I cannot thank Abi Walton enough for sending me a copy of the children’s book Nature’s Treasures by Ben Hoare in return for an honest review.
Nature’s Treasures is published by DK on 18th November and is available for pre-order through these links.
The world is filled with curious objects made by plants, animals, and even by the Earth itself. Dive into this collection of more than 100 intriguing items from the natural world and discover the stories behind them.
Learn how bristly mouths help huge whales capture tiny animals, how minute scales make butterflies shine in the sunlight, and how studying a leaf skeleton can tell us how it transports food. A bird egg, a lump of coal, a cacao pod, a mermaid’s purse, a fossil, a pine cone, an owl pellet, and a chrysalis – all tell a story. Arranged into four chapters: Animals; Plants, fungi, and algae; Minerals and rocks, and Made by nature, objects are shown with truly stunning photography and colourful illustrations to help explain the science behind them. The lively descriptions by best-selling nature writer Ben Hoare explore the remarkable tales of each item and all are packed with fascinating information.
Nature’s Treasures takes you on a tour of our planet through commonplace-but-incredible objects made by nature itself. This book is for every inquisitive child who loves to spot things when exploring outside and wants to know more about the wonderful and mysterious natural world.
My Review of Nature’s Treasures
A guide to the wonders of the natural world.
Wow. What a book. Nature’s Treasures is absolutely amazing.
Firstly I must comment on the physical production of Nature’s Treasures. As one would expect from a DK book, it is top quality with a beautifully foiled cover that is so solid and robust the book will endure years of handling and reading. Add in the gold edges and Nature’s Treasures feels completely sumptuous. The orange endpapers are beautifully designed and the illustrations by Kaley McKean are glorious. As well as those illustrations, there are also stunning photographs throughout to exemplify the text. In addition, not only does the white space enhance the images, but it means that the writing is totally accessible to independent young readers, being brief whilst containing incredible information so that even the most reluctant young reader can access the text.

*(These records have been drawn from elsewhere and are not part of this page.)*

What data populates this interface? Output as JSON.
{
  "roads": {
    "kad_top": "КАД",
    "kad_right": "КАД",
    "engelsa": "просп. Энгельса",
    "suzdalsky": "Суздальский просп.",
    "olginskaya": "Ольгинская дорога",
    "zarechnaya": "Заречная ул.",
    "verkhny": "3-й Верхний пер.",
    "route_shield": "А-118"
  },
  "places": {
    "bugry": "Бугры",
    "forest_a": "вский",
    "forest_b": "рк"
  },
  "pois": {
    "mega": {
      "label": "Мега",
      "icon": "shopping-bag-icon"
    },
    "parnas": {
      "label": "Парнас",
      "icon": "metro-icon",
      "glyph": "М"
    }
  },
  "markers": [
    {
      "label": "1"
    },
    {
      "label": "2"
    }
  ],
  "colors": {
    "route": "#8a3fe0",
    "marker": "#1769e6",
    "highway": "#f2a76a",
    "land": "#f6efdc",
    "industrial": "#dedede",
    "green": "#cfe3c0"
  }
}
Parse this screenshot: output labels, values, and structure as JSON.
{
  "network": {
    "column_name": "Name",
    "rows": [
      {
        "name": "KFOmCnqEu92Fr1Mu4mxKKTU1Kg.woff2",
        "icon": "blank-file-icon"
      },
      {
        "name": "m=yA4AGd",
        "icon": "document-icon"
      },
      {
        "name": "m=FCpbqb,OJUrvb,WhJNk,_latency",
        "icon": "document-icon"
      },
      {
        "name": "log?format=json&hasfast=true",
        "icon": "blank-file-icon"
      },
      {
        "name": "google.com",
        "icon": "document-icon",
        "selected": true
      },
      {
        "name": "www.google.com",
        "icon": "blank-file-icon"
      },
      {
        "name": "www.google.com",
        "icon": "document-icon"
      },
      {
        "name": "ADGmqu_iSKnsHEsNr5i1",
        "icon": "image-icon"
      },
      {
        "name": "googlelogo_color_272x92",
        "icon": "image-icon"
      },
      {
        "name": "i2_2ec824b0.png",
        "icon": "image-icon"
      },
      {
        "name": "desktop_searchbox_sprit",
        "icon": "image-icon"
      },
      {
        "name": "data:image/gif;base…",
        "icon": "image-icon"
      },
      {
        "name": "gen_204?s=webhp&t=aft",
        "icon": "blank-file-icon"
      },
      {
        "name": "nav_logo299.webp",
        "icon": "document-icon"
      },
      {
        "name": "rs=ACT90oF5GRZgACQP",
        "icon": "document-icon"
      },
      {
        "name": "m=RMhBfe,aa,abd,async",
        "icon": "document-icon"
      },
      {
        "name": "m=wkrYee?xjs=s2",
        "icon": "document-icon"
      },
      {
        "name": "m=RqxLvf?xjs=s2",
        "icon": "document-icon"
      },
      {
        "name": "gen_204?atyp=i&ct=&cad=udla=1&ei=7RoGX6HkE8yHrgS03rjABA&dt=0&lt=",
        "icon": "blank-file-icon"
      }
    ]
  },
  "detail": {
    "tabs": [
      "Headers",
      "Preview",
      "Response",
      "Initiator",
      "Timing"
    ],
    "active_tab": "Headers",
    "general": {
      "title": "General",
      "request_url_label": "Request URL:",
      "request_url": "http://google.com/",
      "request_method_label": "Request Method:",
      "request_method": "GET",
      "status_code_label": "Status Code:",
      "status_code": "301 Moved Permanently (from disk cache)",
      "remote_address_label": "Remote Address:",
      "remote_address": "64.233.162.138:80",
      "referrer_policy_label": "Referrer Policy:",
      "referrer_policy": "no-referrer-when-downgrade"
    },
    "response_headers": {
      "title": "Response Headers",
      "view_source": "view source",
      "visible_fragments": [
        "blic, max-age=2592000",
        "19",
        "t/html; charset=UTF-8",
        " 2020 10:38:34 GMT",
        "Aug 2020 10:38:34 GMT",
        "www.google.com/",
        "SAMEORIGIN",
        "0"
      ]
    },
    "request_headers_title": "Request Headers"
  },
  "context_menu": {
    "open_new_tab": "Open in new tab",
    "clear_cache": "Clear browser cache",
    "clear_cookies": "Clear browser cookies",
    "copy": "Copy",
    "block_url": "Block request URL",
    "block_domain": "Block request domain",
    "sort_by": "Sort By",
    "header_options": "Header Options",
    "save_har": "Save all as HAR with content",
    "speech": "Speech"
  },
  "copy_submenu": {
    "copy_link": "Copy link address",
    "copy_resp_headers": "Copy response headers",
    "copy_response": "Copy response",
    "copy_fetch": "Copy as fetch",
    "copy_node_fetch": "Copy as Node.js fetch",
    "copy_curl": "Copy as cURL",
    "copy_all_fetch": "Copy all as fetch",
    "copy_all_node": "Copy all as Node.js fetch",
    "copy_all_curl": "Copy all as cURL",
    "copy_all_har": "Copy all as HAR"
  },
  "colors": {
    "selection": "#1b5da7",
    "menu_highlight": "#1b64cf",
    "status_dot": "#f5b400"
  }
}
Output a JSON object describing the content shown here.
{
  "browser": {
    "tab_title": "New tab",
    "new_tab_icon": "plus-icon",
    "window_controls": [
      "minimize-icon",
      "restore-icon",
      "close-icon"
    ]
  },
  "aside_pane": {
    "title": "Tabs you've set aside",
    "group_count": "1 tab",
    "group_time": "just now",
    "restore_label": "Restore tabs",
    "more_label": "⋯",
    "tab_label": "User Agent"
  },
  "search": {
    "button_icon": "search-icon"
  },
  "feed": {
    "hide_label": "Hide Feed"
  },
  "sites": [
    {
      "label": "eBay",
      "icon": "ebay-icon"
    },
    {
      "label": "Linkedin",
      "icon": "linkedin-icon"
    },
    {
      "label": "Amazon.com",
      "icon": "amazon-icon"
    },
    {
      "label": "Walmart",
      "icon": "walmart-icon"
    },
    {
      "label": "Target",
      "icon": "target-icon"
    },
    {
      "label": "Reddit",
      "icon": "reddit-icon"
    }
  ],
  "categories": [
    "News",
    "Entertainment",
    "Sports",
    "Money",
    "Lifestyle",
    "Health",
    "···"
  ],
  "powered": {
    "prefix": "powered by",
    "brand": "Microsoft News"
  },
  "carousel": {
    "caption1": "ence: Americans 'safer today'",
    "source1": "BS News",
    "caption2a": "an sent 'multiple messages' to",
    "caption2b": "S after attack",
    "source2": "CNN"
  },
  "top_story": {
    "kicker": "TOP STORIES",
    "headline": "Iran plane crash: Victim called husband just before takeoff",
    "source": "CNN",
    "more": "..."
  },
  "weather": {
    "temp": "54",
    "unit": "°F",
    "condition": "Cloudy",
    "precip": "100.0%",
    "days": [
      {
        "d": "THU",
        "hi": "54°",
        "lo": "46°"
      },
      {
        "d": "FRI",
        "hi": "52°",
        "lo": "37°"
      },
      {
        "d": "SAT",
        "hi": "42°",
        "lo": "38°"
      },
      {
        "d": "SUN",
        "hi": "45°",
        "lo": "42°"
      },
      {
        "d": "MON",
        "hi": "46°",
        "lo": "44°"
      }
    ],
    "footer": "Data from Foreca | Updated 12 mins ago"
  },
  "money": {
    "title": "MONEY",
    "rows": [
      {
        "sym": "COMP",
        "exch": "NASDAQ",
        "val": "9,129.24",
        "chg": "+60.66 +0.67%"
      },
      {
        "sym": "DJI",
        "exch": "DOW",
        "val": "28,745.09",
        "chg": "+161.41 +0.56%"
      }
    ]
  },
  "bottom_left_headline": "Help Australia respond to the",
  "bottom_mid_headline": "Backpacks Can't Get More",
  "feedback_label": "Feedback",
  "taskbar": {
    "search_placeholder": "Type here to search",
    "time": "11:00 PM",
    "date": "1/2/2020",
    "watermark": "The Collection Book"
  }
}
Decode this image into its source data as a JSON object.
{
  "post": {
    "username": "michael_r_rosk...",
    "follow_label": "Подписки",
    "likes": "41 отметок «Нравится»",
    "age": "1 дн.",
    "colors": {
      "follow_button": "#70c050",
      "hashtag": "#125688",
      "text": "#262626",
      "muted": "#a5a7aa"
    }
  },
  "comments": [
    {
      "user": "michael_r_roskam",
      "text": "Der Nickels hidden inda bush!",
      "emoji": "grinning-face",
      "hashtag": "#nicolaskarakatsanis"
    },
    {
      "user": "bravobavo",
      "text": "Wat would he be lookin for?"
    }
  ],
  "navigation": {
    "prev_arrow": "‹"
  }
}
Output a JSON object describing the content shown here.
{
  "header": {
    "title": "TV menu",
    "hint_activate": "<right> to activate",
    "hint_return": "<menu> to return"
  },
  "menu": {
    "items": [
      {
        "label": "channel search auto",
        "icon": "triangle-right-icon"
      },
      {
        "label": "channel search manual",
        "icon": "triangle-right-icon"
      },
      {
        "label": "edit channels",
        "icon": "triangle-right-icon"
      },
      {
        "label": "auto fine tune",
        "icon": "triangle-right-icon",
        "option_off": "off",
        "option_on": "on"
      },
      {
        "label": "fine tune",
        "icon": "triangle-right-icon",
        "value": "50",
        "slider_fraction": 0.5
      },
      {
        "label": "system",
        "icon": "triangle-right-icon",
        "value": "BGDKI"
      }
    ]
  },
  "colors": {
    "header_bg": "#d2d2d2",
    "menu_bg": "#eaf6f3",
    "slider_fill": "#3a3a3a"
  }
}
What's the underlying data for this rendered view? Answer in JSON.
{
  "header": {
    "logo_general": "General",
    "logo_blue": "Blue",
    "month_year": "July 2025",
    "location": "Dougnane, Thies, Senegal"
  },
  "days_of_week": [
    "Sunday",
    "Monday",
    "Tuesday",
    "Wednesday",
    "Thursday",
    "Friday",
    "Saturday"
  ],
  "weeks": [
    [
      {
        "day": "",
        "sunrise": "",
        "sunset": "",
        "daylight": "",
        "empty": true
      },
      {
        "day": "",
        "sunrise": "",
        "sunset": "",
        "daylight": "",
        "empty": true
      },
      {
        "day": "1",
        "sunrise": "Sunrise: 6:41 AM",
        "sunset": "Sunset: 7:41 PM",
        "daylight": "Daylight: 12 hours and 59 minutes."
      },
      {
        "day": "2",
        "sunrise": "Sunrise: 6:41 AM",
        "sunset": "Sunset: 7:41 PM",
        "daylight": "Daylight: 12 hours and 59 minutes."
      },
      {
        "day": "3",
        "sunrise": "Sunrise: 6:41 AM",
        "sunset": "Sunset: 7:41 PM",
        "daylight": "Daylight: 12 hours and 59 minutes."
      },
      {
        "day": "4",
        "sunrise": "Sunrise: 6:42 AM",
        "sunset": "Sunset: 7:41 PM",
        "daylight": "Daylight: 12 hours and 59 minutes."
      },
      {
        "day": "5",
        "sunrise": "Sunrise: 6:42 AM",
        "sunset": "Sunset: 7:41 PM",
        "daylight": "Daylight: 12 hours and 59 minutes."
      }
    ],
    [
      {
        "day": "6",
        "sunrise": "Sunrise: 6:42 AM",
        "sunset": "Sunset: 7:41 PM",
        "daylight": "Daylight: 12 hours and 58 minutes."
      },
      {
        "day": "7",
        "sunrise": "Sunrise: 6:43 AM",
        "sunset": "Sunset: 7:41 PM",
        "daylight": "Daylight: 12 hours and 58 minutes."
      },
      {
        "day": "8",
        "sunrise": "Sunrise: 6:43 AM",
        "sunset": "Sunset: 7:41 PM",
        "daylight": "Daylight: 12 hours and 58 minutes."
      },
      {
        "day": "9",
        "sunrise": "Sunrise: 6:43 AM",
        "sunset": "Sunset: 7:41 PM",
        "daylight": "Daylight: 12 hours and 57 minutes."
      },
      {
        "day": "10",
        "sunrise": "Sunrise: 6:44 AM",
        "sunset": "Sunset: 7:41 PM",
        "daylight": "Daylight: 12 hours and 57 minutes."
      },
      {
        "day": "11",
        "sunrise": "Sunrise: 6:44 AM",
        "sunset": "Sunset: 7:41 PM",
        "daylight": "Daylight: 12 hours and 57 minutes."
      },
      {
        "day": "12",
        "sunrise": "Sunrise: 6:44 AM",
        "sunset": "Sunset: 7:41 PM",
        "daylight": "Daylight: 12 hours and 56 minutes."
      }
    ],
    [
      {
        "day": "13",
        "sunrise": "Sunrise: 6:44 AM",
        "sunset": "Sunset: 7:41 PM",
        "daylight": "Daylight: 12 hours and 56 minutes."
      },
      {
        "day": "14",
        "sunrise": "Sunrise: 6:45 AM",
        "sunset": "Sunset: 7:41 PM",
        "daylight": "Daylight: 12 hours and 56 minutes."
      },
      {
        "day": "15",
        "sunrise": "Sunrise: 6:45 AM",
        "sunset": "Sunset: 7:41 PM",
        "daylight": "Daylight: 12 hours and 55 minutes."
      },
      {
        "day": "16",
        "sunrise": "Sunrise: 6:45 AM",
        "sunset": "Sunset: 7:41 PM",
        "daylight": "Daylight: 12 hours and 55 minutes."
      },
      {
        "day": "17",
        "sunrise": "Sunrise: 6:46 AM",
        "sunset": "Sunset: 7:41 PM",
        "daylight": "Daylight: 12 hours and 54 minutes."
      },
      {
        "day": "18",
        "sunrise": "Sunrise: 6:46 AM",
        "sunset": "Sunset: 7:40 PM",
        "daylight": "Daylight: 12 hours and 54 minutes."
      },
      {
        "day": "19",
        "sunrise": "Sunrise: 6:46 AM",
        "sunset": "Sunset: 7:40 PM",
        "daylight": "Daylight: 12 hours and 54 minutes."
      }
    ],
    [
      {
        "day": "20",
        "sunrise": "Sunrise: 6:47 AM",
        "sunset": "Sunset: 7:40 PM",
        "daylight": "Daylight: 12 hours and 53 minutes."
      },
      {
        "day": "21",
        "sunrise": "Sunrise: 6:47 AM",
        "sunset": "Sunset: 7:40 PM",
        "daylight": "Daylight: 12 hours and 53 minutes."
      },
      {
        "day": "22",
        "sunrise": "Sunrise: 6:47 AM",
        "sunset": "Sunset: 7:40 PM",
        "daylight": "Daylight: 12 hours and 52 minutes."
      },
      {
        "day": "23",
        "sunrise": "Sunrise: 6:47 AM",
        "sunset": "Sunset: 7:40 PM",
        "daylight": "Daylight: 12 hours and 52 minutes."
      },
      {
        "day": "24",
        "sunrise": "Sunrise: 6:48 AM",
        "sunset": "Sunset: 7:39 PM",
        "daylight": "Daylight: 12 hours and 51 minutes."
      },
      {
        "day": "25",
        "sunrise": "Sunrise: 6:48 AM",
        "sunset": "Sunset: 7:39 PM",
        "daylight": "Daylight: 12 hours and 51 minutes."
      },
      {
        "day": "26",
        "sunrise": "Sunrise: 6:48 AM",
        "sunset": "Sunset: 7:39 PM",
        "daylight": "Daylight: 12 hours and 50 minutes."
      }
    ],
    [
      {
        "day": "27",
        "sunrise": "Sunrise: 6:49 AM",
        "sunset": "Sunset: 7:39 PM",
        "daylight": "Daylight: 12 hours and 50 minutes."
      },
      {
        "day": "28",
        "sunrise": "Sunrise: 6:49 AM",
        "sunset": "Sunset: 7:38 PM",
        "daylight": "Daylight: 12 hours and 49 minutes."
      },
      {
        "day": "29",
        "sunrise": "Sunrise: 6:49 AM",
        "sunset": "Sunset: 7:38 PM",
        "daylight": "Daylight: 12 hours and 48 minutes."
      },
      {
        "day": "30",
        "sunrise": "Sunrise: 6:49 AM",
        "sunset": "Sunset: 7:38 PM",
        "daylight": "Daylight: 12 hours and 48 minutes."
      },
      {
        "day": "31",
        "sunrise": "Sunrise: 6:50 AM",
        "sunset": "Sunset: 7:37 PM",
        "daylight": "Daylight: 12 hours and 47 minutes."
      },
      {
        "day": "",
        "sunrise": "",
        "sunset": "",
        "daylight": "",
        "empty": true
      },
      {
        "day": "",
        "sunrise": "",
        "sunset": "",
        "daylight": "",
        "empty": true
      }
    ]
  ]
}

Nature’s Treasures is divided into sections covering animals, plants, fungi and algae, minerals and rocks, and items made by nature, with sensible advice for young nature spotters at the beginning and a useful glossary and index covering everything from aardvark to zinc at the back. Every section is packed with information. Indeed, whilst Nature’s Treasures would make a brilliant gift for individual children, it would also enhance any KS2 classroom because there are so many other references within its pages such as the etymology of fulgurite so that young minds can be inspired to learn more beyond the pages of the book.
There’s so much to discover within the pages of this book that I cannot praise Nature’s Treasures highly enough. It is fantastic and would make a wonderful gift. Buy it!
About Ben Hoare
Ben Hoare is an award-winning journalist and nature nerd. He loves writing about wildlife and how we can all help to protect the natural world. Ben’s books An Anthology of Intriguing Animals (2018) and Wonders of Nature (2019) are international bestsellers. The Guardian newspaper said: “His writing is funny, informative and zinging with infectious enthusiasm.”
Ben has written and edited natural-history books and magazines for DK, Pan Macmillan, the BBC, London’s Natural History Museum and many others.
He was Features Editor of BBC Wildlife Magazine from 2008 to 2018, and is now its Editorial Consultant.
In 2015 Ben was awarded the Dilys Breese Medal for science communication by the British Trust for Ornithology (BTO). He is one of only 18 people to hold the award.
About Kaley McKean
Kaley McKean is an illustrator based in Toronto. She received her BDes in Illustration from OCAD U in 2012, and since then has been working in the realms of editorial illustration, children’s publishing, and product design.
Her work features bright, minimal colour palettes and hand-made textures. She is inspired by medieval bestiaries, folklore, and the natural world. She will happily draw you any animal.
Kaley lives in Toronto’s west end with her husband.